I mention these examples in a very contextual manner. This leaves them widely open to opinion, instead of a checklist of sorts. By being vague, interpretation of the 3 E’s is left to your judgment. Let me say though, if nobody you know is aware of the product/company that just blew your mind, that stock might be ready for a tear. Electric vehicles and fat-loss are very human concepts which we can test ourselves – unlike 3D printing or some technology/medicine which we never experienced, and never might. Discovering these products/companies will not happen often, and that is half the reason we should know when it does happen. When it does we need to realize the context and follow our gut, given it is something we can grasp, understand, and fully appreciate. Again, if you’re the type of person who got excited about pogs in the 90’s or Pokemon Go, try to take a deep breath before betting the farm.
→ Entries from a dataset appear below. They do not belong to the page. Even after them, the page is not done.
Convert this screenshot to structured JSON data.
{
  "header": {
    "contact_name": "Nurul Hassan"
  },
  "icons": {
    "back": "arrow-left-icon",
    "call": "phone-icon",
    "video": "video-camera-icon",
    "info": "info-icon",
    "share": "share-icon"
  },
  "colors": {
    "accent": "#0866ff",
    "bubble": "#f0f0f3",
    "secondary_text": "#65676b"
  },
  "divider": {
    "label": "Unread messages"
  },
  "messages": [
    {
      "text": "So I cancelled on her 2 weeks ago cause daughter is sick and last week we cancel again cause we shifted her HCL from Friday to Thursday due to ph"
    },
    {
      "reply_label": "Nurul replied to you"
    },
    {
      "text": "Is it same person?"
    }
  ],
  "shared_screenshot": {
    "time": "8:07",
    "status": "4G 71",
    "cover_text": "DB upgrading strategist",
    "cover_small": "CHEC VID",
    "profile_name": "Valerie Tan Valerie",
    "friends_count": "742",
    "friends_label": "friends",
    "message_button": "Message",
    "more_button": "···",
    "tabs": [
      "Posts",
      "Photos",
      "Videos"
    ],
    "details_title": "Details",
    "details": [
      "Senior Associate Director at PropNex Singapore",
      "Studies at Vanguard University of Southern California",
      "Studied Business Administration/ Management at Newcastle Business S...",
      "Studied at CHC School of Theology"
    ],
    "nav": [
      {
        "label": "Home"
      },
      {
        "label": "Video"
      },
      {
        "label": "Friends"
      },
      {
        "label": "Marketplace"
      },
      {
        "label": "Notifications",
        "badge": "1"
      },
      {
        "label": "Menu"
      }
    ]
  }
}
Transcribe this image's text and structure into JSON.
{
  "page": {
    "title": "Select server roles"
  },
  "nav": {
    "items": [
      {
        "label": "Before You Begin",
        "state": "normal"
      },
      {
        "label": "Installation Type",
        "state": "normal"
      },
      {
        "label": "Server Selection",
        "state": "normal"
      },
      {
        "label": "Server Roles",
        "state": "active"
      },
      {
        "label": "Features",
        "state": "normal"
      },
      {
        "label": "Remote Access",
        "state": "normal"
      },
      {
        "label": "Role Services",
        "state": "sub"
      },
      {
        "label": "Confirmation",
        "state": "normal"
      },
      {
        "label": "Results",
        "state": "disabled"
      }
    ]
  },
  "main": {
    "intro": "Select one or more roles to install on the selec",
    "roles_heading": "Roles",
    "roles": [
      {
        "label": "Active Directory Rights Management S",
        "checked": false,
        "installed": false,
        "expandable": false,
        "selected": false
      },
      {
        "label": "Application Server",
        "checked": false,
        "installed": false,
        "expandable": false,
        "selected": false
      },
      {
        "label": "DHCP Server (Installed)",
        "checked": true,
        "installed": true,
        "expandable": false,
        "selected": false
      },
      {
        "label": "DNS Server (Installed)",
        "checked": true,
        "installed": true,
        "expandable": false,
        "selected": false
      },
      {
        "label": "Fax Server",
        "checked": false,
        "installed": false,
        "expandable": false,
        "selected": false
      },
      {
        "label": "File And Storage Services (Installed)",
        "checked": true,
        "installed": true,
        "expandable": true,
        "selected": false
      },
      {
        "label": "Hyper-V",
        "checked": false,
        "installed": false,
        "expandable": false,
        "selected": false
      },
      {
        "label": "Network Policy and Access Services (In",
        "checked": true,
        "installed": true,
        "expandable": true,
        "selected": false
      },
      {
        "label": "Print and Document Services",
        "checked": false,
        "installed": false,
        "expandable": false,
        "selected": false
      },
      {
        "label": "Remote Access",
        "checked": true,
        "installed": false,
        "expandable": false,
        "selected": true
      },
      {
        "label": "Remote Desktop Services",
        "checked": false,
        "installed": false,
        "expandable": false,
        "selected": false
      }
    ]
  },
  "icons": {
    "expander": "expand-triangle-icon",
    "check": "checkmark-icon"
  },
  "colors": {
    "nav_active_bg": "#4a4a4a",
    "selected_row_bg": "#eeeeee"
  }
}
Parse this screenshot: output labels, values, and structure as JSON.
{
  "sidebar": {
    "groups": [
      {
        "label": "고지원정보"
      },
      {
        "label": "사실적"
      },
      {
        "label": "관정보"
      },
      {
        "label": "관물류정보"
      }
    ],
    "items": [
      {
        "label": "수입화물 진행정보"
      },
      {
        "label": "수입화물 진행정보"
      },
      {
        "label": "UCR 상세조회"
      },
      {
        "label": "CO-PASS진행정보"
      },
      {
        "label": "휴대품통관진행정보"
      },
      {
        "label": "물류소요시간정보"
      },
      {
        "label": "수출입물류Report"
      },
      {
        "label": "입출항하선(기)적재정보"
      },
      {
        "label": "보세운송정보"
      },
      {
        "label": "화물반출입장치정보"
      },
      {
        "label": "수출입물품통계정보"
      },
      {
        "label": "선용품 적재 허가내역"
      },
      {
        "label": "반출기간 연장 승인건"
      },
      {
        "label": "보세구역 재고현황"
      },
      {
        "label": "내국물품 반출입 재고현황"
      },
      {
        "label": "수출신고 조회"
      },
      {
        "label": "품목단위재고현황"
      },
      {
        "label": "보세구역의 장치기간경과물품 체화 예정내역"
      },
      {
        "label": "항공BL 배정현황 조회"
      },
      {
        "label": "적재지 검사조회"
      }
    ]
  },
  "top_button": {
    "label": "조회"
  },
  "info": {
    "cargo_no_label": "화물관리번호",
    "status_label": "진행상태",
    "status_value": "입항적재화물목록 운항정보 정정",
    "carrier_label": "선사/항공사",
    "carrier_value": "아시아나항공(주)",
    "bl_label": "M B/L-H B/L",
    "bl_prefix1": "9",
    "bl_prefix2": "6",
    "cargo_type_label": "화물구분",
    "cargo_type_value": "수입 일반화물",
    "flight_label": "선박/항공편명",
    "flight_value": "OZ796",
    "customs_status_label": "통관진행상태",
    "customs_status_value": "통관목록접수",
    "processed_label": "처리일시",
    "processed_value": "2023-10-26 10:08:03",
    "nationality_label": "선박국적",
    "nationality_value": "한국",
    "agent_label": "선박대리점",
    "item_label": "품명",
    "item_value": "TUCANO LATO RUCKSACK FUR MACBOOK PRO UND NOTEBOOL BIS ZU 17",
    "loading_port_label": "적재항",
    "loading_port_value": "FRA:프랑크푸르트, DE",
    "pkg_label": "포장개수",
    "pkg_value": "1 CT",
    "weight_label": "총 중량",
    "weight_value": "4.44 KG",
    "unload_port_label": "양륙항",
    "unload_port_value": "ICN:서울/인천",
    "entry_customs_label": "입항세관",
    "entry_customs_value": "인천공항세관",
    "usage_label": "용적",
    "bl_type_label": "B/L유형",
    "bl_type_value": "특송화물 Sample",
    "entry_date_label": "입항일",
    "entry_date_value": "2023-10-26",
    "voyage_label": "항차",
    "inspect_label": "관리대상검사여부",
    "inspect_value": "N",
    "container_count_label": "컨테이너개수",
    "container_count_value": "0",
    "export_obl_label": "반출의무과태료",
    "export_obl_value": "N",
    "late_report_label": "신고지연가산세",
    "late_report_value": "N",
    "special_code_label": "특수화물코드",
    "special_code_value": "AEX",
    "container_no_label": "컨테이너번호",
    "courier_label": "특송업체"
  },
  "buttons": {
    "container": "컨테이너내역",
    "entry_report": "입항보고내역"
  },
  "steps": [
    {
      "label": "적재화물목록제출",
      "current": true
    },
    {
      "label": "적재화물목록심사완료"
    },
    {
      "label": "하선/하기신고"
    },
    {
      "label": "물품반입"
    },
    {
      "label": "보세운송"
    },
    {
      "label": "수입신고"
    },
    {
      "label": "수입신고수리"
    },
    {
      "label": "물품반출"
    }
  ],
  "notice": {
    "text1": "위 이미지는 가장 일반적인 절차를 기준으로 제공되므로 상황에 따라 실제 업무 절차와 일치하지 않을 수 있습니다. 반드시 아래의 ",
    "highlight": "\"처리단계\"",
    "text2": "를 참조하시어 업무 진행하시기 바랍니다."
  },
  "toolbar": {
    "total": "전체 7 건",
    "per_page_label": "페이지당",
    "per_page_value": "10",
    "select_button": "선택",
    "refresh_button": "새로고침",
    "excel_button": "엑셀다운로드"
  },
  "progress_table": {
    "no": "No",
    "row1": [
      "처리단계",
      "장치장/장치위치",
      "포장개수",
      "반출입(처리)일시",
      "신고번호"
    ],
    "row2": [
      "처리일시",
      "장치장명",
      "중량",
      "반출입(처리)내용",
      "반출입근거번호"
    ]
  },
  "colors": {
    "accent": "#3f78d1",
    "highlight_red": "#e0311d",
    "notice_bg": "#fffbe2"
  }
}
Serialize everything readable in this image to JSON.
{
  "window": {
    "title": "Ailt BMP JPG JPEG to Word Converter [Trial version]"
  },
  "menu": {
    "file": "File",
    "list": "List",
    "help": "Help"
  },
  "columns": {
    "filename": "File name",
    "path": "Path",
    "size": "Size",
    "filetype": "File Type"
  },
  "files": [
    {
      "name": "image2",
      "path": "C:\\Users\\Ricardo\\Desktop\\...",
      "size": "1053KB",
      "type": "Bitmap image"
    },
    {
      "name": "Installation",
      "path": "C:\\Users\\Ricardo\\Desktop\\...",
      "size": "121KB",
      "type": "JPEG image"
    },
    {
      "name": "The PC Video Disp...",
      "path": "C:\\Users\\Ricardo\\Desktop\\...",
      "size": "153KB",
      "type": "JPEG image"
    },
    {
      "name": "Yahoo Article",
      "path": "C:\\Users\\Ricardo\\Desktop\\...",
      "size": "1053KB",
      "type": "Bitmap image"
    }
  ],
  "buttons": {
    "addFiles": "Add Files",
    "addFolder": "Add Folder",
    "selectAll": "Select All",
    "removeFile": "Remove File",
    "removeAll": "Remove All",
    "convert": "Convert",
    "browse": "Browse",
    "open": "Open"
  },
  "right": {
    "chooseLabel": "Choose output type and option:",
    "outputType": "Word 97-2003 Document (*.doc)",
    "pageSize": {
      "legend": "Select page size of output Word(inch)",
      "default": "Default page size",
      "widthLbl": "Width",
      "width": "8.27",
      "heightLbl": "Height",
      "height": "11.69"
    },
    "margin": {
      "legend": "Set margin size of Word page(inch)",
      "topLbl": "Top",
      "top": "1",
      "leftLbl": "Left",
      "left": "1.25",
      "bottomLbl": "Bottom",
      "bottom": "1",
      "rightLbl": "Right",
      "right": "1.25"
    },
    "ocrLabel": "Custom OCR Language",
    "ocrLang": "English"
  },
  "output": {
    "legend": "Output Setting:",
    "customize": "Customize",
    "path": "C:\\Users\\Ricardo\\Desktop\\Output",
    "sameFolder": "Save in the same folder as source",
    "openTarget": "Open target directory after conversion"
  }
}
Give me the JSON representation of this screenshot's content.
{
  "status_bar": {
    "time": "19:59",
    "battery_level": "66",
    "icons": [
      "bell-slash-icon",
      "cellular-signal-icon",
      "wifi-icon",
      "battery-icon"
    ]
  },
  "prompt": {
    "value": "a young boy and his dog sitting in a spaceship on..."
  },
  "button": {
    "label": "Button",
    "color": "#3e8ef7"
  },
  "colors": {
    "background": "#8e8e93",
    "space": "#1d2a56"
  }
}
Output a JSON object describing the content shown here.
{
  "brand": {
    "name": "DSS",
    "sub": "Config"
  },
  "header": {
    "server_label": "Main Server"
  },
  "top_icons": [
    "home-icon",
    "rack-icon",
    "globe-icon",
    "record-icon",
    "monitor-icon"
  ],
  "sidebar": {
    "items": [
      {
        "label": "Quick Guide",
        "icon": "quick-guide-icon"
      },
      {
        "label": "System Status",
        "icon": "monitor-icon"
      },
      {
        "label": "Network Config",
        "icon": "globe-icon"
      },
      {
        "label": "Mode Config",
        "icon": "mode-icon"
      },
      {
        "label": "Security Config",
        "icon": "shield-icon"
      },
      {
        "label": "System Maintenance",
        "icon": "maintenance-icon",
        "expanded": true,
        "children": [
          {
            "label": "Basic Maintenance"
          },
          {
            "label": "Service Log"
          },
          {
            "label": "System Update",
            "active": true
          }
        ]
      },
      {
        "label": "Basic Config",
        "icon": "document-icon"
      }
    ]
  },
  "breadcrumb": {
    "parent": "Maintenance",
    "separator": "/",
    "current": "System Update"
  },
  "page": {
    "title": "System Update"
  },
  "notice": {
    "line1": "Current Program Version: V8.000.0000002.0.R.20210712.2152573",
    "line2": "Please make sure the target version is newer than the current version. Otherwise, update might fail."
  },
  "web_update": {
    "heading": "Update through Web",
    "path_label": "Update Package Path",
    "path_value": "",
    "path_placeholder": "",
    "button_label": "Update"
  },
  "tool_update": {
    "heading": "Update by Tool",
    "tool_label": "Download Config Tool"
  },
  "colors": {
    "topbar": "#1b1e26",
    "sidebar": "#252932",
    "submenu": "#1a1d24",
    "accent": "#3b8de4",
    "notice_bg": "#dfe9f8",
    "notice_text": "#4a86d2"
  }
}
Other than that, I don’t think I can give enough disclaimers for this “advice.” If you find one of these stocks every month, or even every year, you’re probably the type of person who gets too excited about too many things and you should take that deep breath. Self-awareness will once again prove to be a great strength in this trade. This is probably best for people who realize a game-changing company is something they may never encounter firsthand. It is not something you will find if you look hard enough. But, if you are blown away by a company and you are rarely blown away, it might just be the next Tesla or Zeltiq. Feel free to check with me before you buy. 😉
1) Long-term bias can only be executed through a long-term buy-and-hold strategy.
2) Volatility, aka rumors and non-factual evidence, drives short-term fluctuations in stocks, not long-term value.
3) Formal stock research and valuations could be irrelevant when confronted with game-changing companies. 3 E’s are the contextual driver – emotion, excitement, and experience.